Repeat each entry below exactly as it stands.

§ §

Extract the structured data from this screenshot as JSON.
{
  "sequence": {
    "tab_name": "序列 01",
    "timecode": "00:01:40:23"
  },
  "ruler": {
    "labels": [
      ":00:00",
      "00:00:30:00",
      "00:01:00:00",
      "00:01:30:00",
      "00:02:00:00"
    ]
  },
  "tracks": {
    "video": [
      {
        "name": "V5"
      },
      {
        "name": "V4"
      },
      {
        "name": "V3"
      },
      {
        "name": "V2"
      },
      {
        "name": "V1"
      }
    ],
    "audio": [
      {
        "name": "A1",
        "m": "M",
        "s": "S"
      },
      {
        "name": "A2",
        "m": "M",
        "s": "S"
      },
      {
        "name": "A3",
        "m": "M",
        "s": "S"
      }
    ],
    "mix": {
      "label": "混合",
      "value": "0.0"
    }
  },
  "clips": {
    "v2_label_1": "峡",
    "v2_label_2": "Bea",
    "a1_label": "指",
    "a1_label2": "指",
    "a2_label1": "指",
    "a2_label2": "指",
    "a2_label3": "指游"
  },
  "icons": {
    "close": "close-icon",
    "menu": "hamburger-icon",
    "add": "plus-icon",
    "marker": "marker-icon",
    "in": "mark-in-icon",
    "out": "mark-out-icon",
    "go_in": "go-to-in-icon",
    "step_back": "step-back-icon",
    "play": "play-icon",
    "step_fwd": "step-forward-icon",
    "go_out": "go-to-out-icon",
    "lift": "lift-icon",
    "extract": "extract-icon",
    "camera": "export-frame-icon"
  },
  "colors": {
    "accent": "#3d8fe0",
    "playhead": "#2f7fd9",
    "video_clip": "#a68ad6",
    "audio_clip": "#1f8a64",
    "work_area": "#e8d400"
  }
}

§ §

● Solution:
Extract the structured data from this screenshot as JSON.
{
  "sequence": {
    "tab_name": "序列 01",
    "timecode": "00:01:40:23"
  },
  "ruler": {
    "labels": [
      ":00:00",
      "00:00:30:00",
      "00:01:00:00",
      "00:01:30:00",
      "00:02:00:00"
    ]
  },
  "tracks": {
    "video": [
      {
        "name": "V5"
      },
      {
        "name": "V4"
      },
      {
        "name": "V3"
      },
      {
        "name": "V2"
      },
      {
        "name": "V1"
      }
    ],
    "audio": [
      {
        "name": "A1",
        "m": "M",
        "s": "S"
      },
      {
        "name": "A2",
        "m": "M",
        "s": "S"
      },
      {
        "name": "A3",
        "m": "M",
        "s": "S"
      }
    ],
    "mix": {
      "label": "混合",
      "value": "0.0"
    }
  },
  "clips": {
    "v2_label_1": "峡",
    "v2_label_2": "Bea",
    "a1_label": "指",
    "a1_label2": "指",
    "a2_label1": "指",
    "a2_label2": "指",
    "a2_label3": "指游"
  },
  "icons": {
    "close": "close-icon",
    "menu": "hamburger-icon",
    "add": "plus-icon",
    "marker": "marker-icon",
    "in": "mark-in-icon",
    "out": "mark-out-icon",
    "go_in": "go-to-in-icon",
    "step_back": "step-back-icon",
    "play": "play-icon",
    "step_fwd": "step-forward-icon",
    "go_out": "go-to-out-icon",
    "lift": "lift-icon",
    "extract": "extract-icon",
    "camera": "export-frame-icon"
  },
  "colors": {
    "accent": "#3d8fe0",
    "playhead": "#2f7fd9",
    "video_clip": "#a68ad6",
    "audio_clip": "#1f8a64",
    "work_area": "#e8d400"
  }
}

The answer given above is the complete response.